**WHAT IS BEING ASKED**
Scan the records below and copy every line that contains the string "icon".

[Items from a dataset]
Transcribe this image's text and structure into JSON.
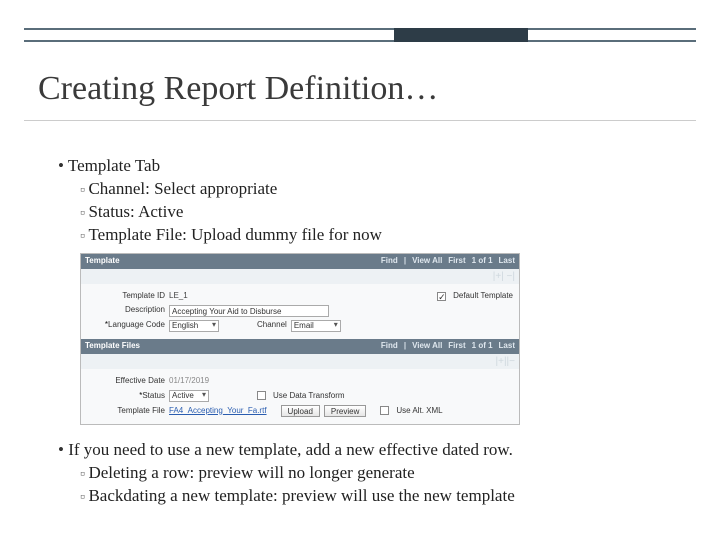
{
  "slide": {
    "title": "Creating Report Definition…",
    "bullet1": "Template Tab",
    "sub1": [
      "Channel: Select appropriate",
      "Status: Active",
      "Template File: Upload dummy file for now"
    ],
    "bullet2": "If you need to use a new template, add a new effective dated row.",
    "sub2": [
      "Deleting a row: preview will no longer generate",
      "Backdating a new template: preview will use the new template"
    ]
  },
  "panel": {
    "template_bar": "Template",
    "nav_find": "Find",
    "nav_viewall": "View All",
    "nav_first": "First",
    "nav_count": "1 of 1",
    "nav_last": "Last",
    "toggle": "|+| −|",
    "labels": {
      "template_id": "Template ID",
      "description": "Description",
      "language_code": "Language Code",
      "channel": "Channel",
      "default_template": "Default Template",
      "files_bar": "Template Files",
      "effective_date": "Effective Date",
      "status": "Status",
      "template_file": "Template File",
      "use_data_transform": "Use Data Transform",
      "use_alt_xml": "Use Alt. XML"
    },
    "values": {
      "template_id": "LE_1",
      "description": "Accepting Your Aid to Disburse",
      "language_code": "English",
      "channel": "Email",
      "effective_date": "01/17/2019",
      "status": "Active",
      "template_file": "FA4_Accepting_Your_Fa.rtf"
    },
    "buttons": {
      "upload": "Upload",
      "preview": "Preview"
    },
    "files_toggle": "|+||−"
  }
}
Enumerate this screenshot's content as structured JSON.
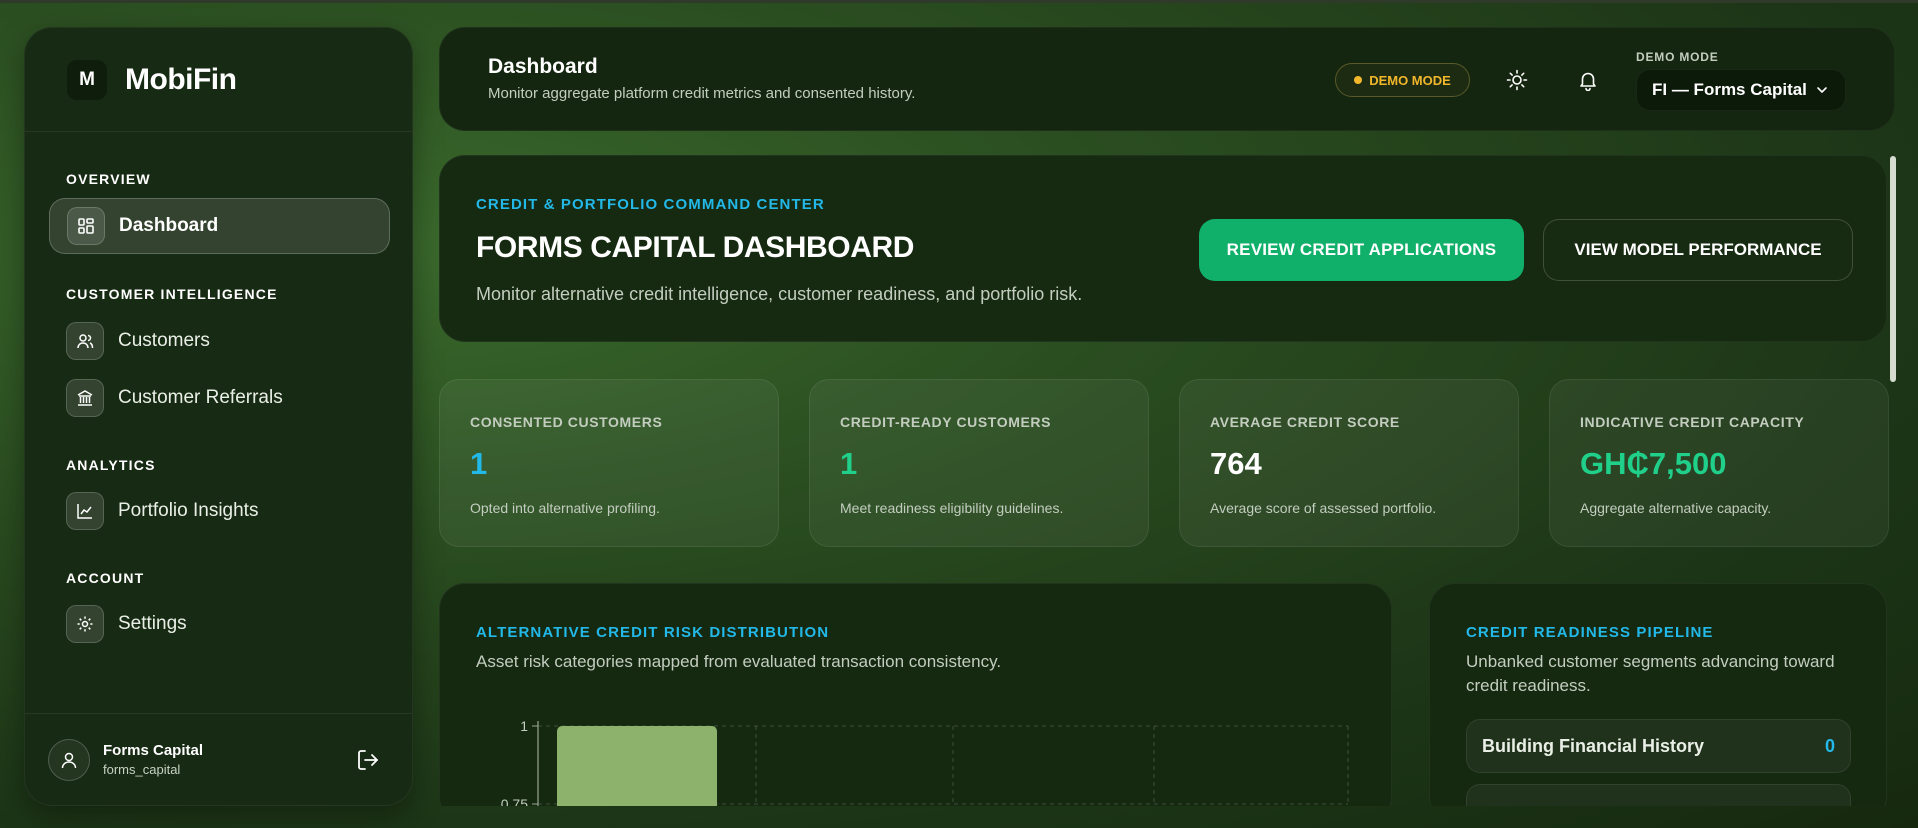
{
  "brand": {
    "logo_letter": "M",
    "name": "MobiFin"
  },
  "sidebar": {
    "sections": [
      {
        "title": "OVERVIEW",
        "items": [
          {
            "label": "Dashboard",
            "icon": "dashboard-grid-icon",
            "active": true
          }
        ]
      },
      {
        "title": "CUSTOMER INTELLIGENCE",
        "items": [
          {
            "label": "Customers",
            "icon": "users-icon"
          },
          {
            "label": "Customer Referrals",
            "icon": "bank-icon"
          }
        ]
      },
      {
        "title": "ANALYTICS",
        "items": [
          {
            "label": "Portfolio Insights",
            "icon": "line-chart-icon"
          }
        ]
      },
      {
        "title": "ACCOUNT",
        "items": [
          {
            "label": "Settings",
            "icon": "gear-icon"
          }
        ]
      }
    ],
    "user": {
      "name": "Forms Capital",
      "handle": "forms_capital"
    }
  },
  "header": {
    "title": "Dashboard",
    "subtitle": "Monitor aggregate platform credit metrics and consented history.",
    "demo_badge": "DEMO MODE",
    "mode_label": "DEMO MODE",
    "mode_value": "FI — Forms Capital"
  },
  "hero": {
    "eyebrow": "CREDIT & PORTFOLIO COMMAND CENTER",
    "title": "FORMS CAPITAL DASHBOARD",
    "subtitle": "Monitor alternative credit intelligence, customer readiness, and portfolio risk.",
    "primary_button": "REVIEW CREDIT APPLICATIONS",
    "secondary_button": "VIEW MODEL PERFORMANCE"
  },
  "stats": [
    {
      "label": "CONSENTED CUSTOMERS",
      "value": "1",
      "desc": "Opted into alternative profiling.",
      "color": "#22b8e8"
    },
    {
      "label": "CREDIT-READY CUSTOMERS",
      "value": "1",
      "desc": "Meet readiness eligibility guidelines.",
      "color": "#1fcf8a"
    },
    {
      "label": "AVERAGE CREDIT SCORE",
      "value": "764",
      "desc": "Average score of assessed portfolio.",
      "color": "#ffffff"
    },
    {
      "label": "INDICATIVE CREDIT CAPACITY",
      "value": "GH₵7,500",
      "desc": "Aggregate alternative capacity.",
      "color": "#1fcf8a"
    }
  ],
  "risk_panel": {
    "eyebrow": "ALTERNATIVE CREDIT RISK DISTRIBUTION",
    "subtitle": "Asset risk categories mapped from evaluated transaction consistency."
  },
  "pipeline_panel": {
    "eyebrow": "CREDIT READINESS PIPELINE",
    "subtitle_line1": "Unbanked customer segments advancing toward",
    "subtitle_line2": "credit readiness.",
    "rows": [
      {
        "label": "Building Financial History",
        "count": "0"
      }
    ]
  },
  "chart_data": {
    "type": "bar",
    "tick_labels": [
      "1",
      "0.75"
    ],
    "ylim": [
      0,
      1
    ],
    "values": [
      1
    ],
    "bar_color": "#8cb26c",
    "grid": true
  }
}
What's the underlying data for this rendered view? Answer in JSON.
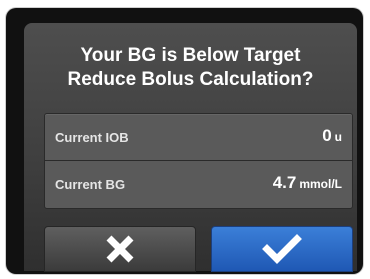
{
  "dialog": {
    "title_line1": "Your BG is Below Target",
    "title_line2": "Reduce Bolus Calculation?"
  },
  "rows": [
    {
      "label": "Current IOB",
      "value": "0",
      "unit": "u"
    },
    {
      "label": "Current BG",
      "value": "4.7",
      "unit": "mmol/L"
    }
  ],
  "buttons": {
    "cancel_icon": "close-x-icon",
    "confirm_icon": "checkmark-icon"
  },
  "colors": {
    "confirm_button": "#2a6ac6",
    "cancel_button": "#4a4a4a"
  }
}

**RESULT**
            "icon": "dashboard-grid-icon",
            "icon": "users-icon"
            "icon": "bank-icon"
            "icon": "line-chart-icon"
            "icon": "gear-icon"
    "cancel_icon": "close-x-icon",
    "confirm_icon": "checkmark-icon"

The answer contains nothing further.